(Collection entries)

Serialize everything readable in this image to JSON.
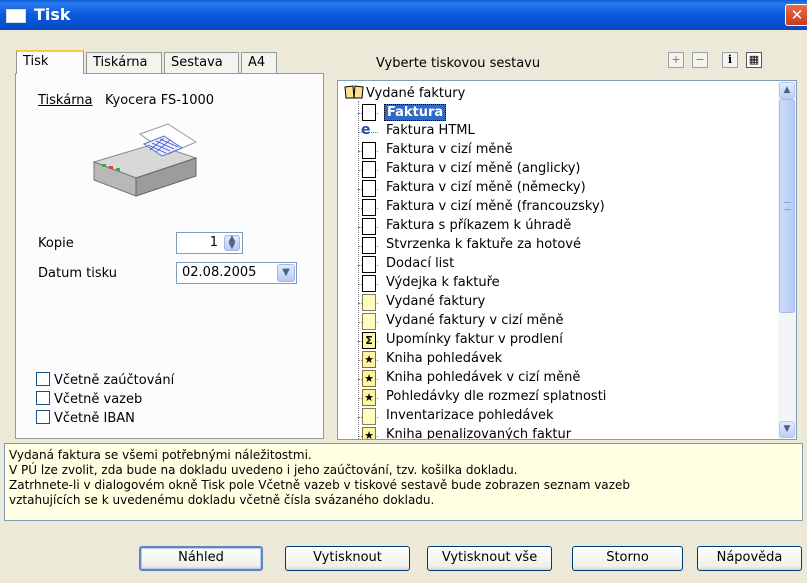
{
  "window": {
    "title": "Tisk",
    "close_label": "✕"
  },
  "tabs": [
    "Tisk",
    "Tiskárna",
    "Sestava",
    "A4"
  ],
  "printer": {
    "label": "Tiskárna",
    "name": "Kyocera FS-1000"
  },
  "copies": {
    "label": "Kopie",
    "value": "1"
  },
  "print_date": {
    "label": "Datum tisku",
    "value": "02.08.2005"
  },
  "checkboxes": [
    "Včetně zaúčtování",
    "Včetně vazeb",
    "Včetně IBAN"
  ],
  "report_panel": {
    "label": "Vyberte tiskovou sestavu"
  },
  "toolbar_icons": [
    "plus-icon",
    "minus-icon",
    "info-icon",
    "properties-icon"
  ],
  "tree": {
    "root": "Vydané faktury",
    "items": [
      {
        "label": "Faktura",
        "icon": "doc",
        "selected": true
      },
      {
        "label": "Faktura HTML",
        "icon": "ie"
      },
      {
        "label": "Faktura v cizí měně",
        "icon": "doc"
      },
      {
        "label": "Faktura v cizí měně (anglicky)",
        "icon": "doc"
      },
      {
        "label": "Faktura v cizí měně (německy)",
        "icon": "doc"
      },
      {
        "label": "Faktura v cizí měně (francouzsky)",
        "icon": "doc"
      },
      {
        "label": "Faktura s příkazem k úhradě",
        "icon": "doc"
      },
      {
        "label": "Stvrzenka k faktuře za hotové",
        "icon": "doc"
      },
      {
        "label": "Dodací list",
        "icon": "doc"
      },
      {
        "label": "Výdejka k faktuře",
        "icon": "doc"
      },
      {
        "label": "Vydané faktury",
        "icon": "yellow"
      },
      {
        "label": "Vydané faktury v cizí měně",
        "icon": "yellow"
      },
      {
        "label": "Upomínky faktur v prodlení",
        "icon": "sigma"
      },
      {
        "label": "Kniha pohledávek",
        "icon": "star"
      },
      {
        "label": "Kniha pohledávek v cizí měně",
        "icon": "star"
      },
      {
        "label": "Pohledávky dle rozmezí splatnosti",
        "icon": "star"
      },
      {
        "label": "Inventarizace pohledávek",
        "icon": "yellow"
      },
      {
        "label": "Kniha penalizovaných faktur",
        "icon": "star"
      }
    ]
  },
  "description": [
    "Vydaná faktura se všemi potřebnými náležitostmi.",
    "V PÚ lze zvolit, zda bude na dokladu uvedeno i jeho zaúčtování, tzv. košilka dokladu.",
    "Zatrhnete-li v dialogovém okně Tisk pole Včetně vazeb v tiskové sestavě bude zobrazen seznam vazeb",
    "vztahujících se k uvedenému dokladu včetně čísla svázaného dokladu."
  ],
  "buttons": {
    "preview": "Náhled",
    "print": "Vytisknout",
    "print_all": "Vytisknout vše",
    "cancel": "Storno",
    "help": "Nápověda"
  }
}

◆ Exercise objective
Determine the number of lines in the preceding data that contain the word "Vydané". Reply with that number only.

◆ Solution below
3